Who will hit some homers?
Steal a base or two?
He’s certainly no stiff, but often he will whiff.
The Grandy Man.
After a lot of talk and little else this offseason, Sandy Alderson and the Mets finally made a significant move as the team agreed to a 4 year, $60 million deal with former Yankees outfielder Curtis Granderson. With several large contracts finally off the books, fans have been waiting for the team to open up their checkbook and make some much-needed improvements. But until today, their only move had been the signing of Chris Young (the .200 hitting outfielder, not to be confused with the oft-injured pitcher).
So does signing Granderson turn the Mets into contenders? Heck no. He’s a flawed player and not a perfect fit. With the current roster, Granderson would project to hit fourth, and he’s certainly no cleanup hitter. But the addition of the “Grandy Man” is a start. He adds power to a team that sorely lacks pop, and the projected outfield of Granderson-Juan Lagares-Young should be one of the better defensive outfields in the league.
The key will be what Alderson does next. The Mets need to figure out their first base situation (no Lucas Duda, please), could use an upgrade at shortstop, and need to address their bullpen. With no Matt Harvey in 2014, the Mets also need to fill a spot in their starting rotation.
What tricks does Sandy have up his sleeve? Will the Wilpons allow him to do much more? We may find out as soon as next week as Major League Baseball holds their Winter Meetings at Walt Disney World in Orlando. Hopefully, the Mets bring home more than a pair of Mickey ears.
The big discussion around the Mets these days (well, other than Madoff, the Wilpons, and Finkle…I mean Einhorn) is what they will do with Jose Reyes. In his contract year, Reyes may be playing the best baseball of his career, showing everyone around the league why he is arguably the most exciting leadoff hitter in baseball. He’s hitting triples, stealing bases, and is one of the few Mets who has not been injured this year.
Coming off of back-to-back disappointing, injury-plagued seasons, the prevailing thought was that Reyes would be a goner after his contract expired at season’s end, or he would be dealt by the July 31 trade deadline before he left as a free agent. However, with Reyes showing just how important he is to the team at the plate and in the field, the Mets may consider trying to lock up Reyes after all.
Of course, with the Mets financial woes, they likely will need to clear payroll to pay for Reyes. With Santana and Bay unmovable, the focus has shifted to David Wright. Once considered the Mets’ next captain, Wright has struggled since the move to Citi Field. He has shown flashes of being one of the best third baseman in baseball, but Fred Wilpon‘s comments in the infamous article in The New Yorker were actually dead-on: Wright is a very good player, but not a superstar.

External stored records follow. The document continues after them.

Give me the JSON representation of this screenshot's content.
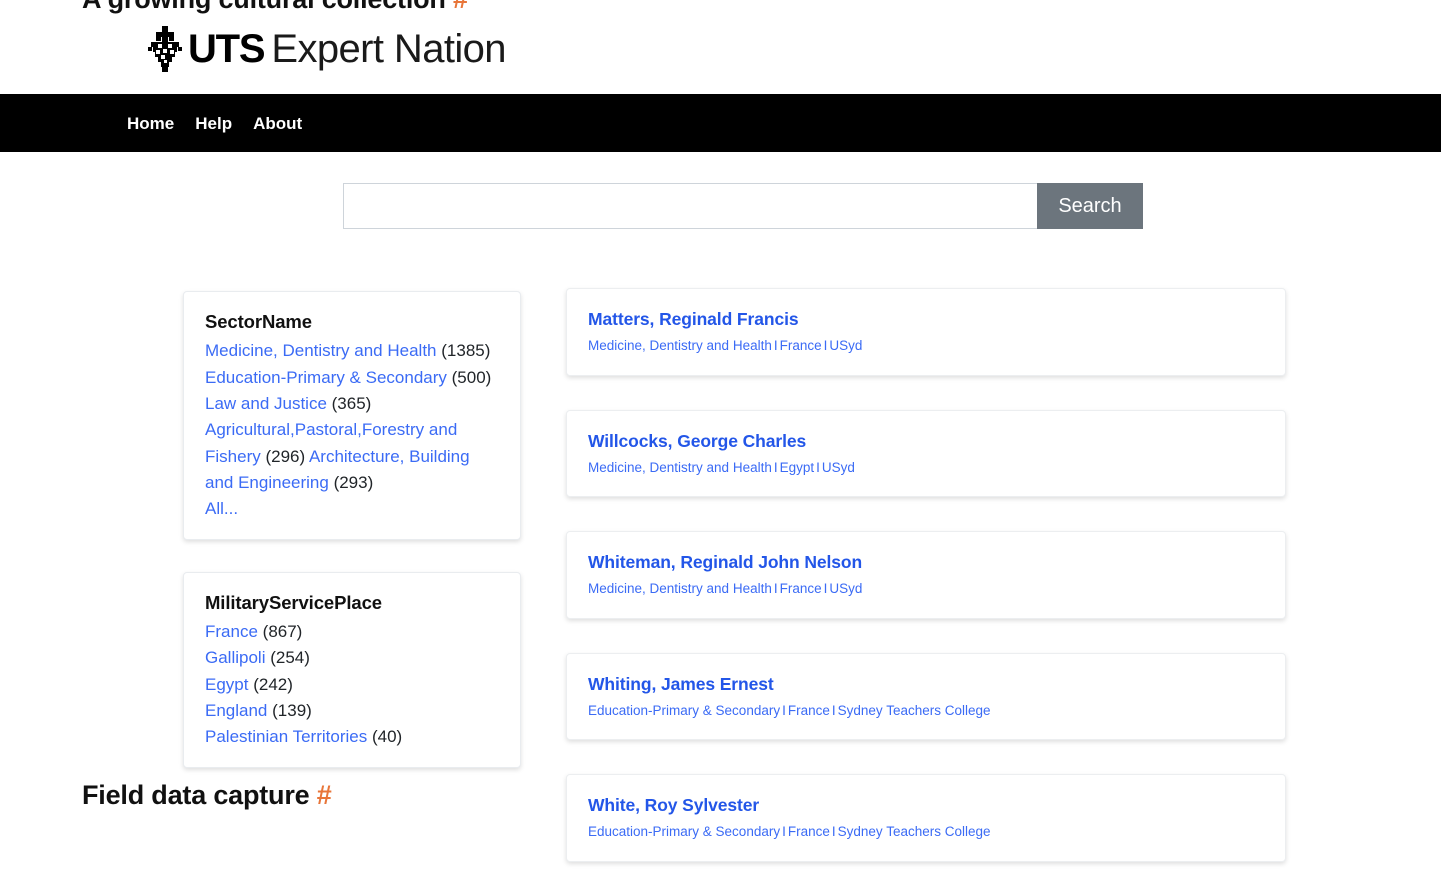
{
  "clipped_headings": {
    "top": {
      "text": "A growing cultural collection",
      "hash": "#"
    },
    "bottom": {
      "text": "Field data capture",
      "hash": "#"
    }
  },
  "brand": {
    "logo_icon": "uts-diamond-mark-icon",
    "uts": "UTS",
    "rest": "Expert Nation"
  },
  "nav": {
    "items": [
      {
        "label": "Home"
      },
      {
        "label": "Help"
      },
      {
        "label": "About"
      }
    ]
  },
  "search": {
    "value": "",
    "placeholder": "",
    "button_label": "Search"
  },
  "facets": [
    {
      "title": "SectorName",
      "items": [
        {
          "label": "Medicine, Dentistry and Health",
          "count": "(1385)"
        },
        {
          "label": "Education-Primary & Secondary",
          "count": "(500)"
        },
        {
          "label": "Law and Justice",
          "count": "(365)"
        },
        {
          "label": "Agricultural,Pastoral,Forestry and Fishery",
          "count": "(296)"
        },
        {
          "label": "Architecture, Building and Engineering",
          "count": "(293)"
        }
      ],
      "all_label": "All..."
    },
    {
      "title": "MilitaryServicePlace",
      "items": [
        {
          "label": "France",
          "count": "(867)"
        },
        {
          "label": "Gallipoli",
          "count": "(254)"
        },
        {
          "label": "Egypt",
          "count": "(242)"
        },
        {
          "label": "England",
          "count": "(139)"
        },
        {
          "label": "Palestinian Territories",
          "count": "(40)"
        }
      ],
      "all_label": ""
    }
  ],
  "results": [
    {
      "name": "Matters, Reginald Francis",
      "sector": "Medicine, Dentistry and Health",
      "place": "France",
      "institution": "USyd"
    },
    {
      "name": "Willcocks, George Charles",
      "sector": "Medicine, Dentistry and Health",
      "place": "Egypt",
      "institution": "USyd"
    },
    {
      "name": "Whiteman, Reginald John Nelson",
      "sector": "Medicine, Dentistry and Health",
      "place": "France",
      "institution": "USyd"
    },
    {
      "name": "Whiting, James Ernest",
      "sector": "Education-Primary & Secondary",
      "place": "France",
      "institution": "Sydney Teachers College"
    },
    {
      "name": "White, Roy Sylvester",
      "sector": "Education-Primary & Secondary",
      "place": "France",
      "institution": "Sydney Teachers College"
    }
  ],
  "separator": "I",
  "colors": {
    "link_blue": "#3b6bf5",
    "result_blue": "#2356e8",
    "navbar_black": "#000000",
    "search_button_gray": "#6c757d",
    "hash_orange": "#e8763a"
  }
}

As someone who owns a David Wright jersey, I never thought I’d see the day where Wright would be dealt. He has often proclaimed wanting to be a Met for life, and he has been the face of the franchise since the departure of Mike Piazza. Wright has shown to be more durable than Reyes (this year’s back injury notwithstanding), but if you look at the big picture, who is more replaceable? If you take a long, objective look, it’s Wright.
That being said, Mets fans are hoping that Sandy Alderson and the Wilpons can find a way to keep both Reyes and Wright. But at the end of the day, will it matter? The Mets have had both Wright and Reyes on the left side of the infield for most of the past decade, and here is what they have to show for it:
First Place Finishes: 1
Playoff Appearances: 1
World Series Appearances: 0
Monumental Collapses: 2
Maybe the departure of one of the Mets “core” players isn’t the worst thing. I mean, how much worse can things get with the Mets?